Tactical fencing is the process of establishing short fences or gates (sometimes as little as eight to 10 feet) across easy travel paths to control livestock flow. This can allow concentration of livestock into a grazing area and prevent them from returning once they are moved off.
Tactical fencing can be particularly valuable in areas of challenging terrain with difficult access. Cows are generally lazy and like to hang around water and green grass, without climbing hills. Simply pushing cows into an area and blocking off easy return routes can greatly enhance grazing patterns. An example of this could be pushing cattle across a bridge and then blocking access to cross back over that same bridge.
Season of grazing
When we consider plant recovery, another tool can also be season of grazing. For example, a piece of ground may be grazed in the spring when plants are growing rapidly at which point animals may have to be removed fairly quickly to allow plant recovery. At this time of year, plants will tend to recover rapidly and it may be possible to graze the area again later in the year.
It is also possible that if allowed to create a stockpiled forage source, that same piece of ground could be grazed much longer in the late fall or winter when the plants are not growing, without damaging the plants. Remember the definition of overgrazing is grazing a plant before it has recovered from the previous grazing event.
When plants are growing slowly they start recovery more slowly, so we can lengthen the grazing period. This is particularly useful in times of drought, when we can slow our pasture rotations (assuming enough forage is available for the livestock base). By slowing down on the pieces we are grazing, we give the pieces we are not grazing a longer recovery time, which they require when growth is limited (in the case of drought limited by moisture).
One particularly useful piece of infrastructure (although it can be unreliable) to ensure even grazing in bigger pastures is the use of snow. An even snow cover will cause animals to cover the entire landscape and will prevent them from returning to previously grazed areas or concentrating their grazing around a water source. When cattle obtain some water with each mouthful of forage, they do not often seek additional water sources.
Additionally, if there is no new succulent green growth (for example in January) and the forage is shortened by grazing, the cows do not have an incentive to come back and take another bite of an already-grazed plant and they will graze much more evenly over the landscape. The challenge with these approaches can be forage quality and ensuring that the cattle can eat enough of a potentially poor-quality forage to meet their nutritional needs.
Close the gates
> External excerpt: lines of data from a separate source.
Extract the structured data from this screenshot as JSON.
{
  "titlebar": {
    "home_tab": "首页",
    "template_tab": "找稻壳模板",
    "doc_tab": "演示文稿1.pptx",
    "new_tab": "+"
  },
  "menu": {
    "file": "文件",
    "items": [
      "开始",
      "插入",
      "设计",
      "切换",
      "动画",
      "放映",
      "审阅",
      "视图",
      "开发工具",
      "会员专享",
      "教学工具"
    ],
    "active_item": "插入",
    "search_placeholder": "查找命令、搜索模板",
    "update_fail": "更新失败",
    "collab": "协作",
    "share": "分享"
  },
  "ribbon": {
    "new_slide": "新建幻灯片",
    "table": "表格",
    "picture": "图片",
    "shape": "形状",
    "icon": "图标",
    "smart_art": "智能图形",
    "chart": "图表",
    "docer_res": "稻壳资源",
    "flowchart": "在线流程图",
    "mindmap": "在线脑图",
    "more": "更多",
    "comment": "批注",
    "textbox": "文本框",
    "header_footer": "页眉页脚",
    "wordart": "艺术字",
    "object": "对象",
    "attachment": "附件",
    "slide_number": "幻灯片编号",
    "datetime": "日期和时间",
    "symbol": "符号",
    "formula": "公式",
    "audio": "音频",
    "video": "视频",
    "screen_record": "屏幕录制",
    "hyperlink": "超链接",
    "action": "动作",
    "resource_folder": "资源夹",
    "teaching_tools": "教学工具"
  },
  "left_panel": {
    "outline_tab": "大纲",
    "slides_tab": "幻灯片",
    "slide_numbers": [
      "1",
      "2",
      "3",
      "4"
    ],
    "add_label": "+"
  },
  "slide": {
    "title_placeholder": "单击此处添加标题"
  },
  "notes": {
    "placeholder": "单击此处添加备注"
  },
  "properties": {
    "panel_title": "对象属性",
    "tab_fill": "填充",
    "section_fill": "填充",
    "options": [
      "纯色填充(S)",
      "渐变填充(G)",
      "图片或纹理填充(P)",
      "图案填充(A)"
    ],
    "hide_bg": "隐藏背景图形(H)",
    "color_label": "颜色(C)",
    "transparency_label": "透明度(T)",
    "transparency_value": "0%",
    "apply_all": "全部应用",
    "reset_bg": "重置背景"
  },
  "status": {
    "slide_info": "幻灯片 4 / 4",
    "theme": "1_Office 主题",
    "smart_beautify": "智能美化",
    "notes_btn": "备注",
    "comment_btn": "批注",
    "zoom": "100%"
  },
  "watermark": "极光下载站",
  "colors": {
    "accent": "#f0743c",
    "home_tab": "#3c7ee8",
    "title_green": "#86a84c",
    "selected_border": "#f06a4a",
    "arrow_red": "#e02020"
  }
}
Finally, the most important tip I can offer on pasture recovery and not grazing is to shut gates. Many farms and ranches have enough paddocks to, if not eliminate, greatly reduce overgrazing of plants. Leaving gates open once livestock are moved to the next pasture is an open invitation to encourage them to leave the new pasture and return to the recovering pasture with its small succulent nutrient-dense plants. If the goal is to improve pasture productivity, then once grazing animals are removed, they need to be kept off until recovery has happened. This can readily be accomplished by closing gates.
Over the years I have worked with a lot of producers and stolen a lot of ideas for our own place and I have learned that there is no one-size-fits-all solution, but in trying to gain a better return on investment forage management is a key profitability driver for most cattle operations. Hopefully you have some time to do some pasture planning before the grass starts to grow.